This is not to say that a degree of absence in theory of mind might not be observed in an autistic person. I have an autistic friend who has readily admitted that it is somewhat the case for him. But that “somewhat” is important. Ben has already written about the diversity of autism. We all know that autism is not homogenous, that autistic people are as different from one another as are neurotypical people from each other. You cannot apply one, totalising theory to a diverse group of people. Nor can you ignore the fact that absences of theory of mind may very well manifest to some degree in many neurotypical people.
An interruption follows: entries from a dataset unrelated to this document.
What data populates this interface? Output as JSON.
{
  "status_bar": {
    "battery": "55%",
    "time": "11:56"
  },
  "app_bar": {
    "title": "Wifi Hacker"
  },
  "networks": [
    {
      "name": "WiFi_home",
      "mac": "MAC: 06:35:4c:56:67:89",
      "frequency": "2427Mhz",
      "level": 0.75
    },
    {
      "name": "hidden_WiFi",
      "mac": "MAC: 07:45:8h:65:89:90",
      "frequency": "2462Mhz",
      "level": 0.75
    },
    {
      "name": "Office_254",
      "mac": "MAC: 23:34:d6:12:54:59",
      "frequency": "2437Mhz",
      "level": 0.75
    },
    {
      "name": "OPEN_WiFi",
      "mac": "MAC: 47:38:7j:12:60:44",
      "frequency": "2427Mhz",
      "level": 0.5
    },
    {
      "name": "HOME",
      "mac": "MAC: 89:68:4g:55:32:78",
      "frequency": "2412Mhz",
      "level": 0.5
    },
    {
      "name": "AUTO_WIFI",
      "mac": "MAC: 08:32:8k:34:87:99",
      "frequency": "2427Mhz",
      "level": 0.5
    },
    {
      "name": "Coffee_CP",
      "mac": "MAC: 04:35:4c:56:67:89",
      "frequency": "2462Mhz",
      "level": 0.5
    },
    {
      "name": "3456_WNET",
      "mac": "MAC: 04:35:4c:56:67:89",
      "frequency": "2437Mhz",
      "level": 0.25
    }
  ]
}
In Milton’s article, his main point is that the neurotypical researchers who investigate the presence of theory of mind have a distinct position of power in deciding whether their fellow communicator is perceiving states of mind, or empathy. Indeed, neurotypical people in general hold this power. The kind of empathy under question is determined by neurotypical people, based on what they believe is normal behaviour. Under this model, a neurotypical person’s empathy is difficult for an autistic individual to grasp. Yet, as Milton argues, it is equally true that an autistic person’s empathy is difficult for a neurotypical person to grasp. Communication works both ways, and the rules of communication should not be determined by only one actor’s ideas of what is normal and what is not.
So what can we say about theory of mind after all this? That it is constructed by neurotypical people, assumes that neurotypical cognizance (if there is such a thing at all) is free from an absence of theory of mind, assumes that autistic people universally display a degree of an absence of theory of mind, yet does not seem to engage in communication with autistic people on level ground. Therefore, the foundation upon which the notion that autistic people have a deficit in theory of mind is built, is not as solid as many people assume.
What this all means for me is this: people need to stop generalising cognitive normalcy and start considering that many people communicate, think, and feel in different ‘non-typical’ ways. These ways are not invalid and are not representative of entire categorisations of people. Put another way: neurodiversity deserves all the momentum it can get.
Milton, Damien 2012, ‘On the ontological status of autism: the “double empathy problem”’, Disability & Society, vol. 27, no. 6, pp. 883-887.
Greendfield, Patricia 1997 ‘You can’t take it with you: why ability assessments don’t cross cultures’, American Psychologist, vol. 52, no. 10, pp. 1115-1124, < http://www.ecdgroup.com/download/sa1yctii.pdf>
Sternberg, Robert J. 2008, ‘Culture, instruction, and assessment’, in J Elliot and E Grigorenko (eds.), Western Psychological and Educational Theory in Diverse Contexts, Routledge, Oxon, pp. 5-22.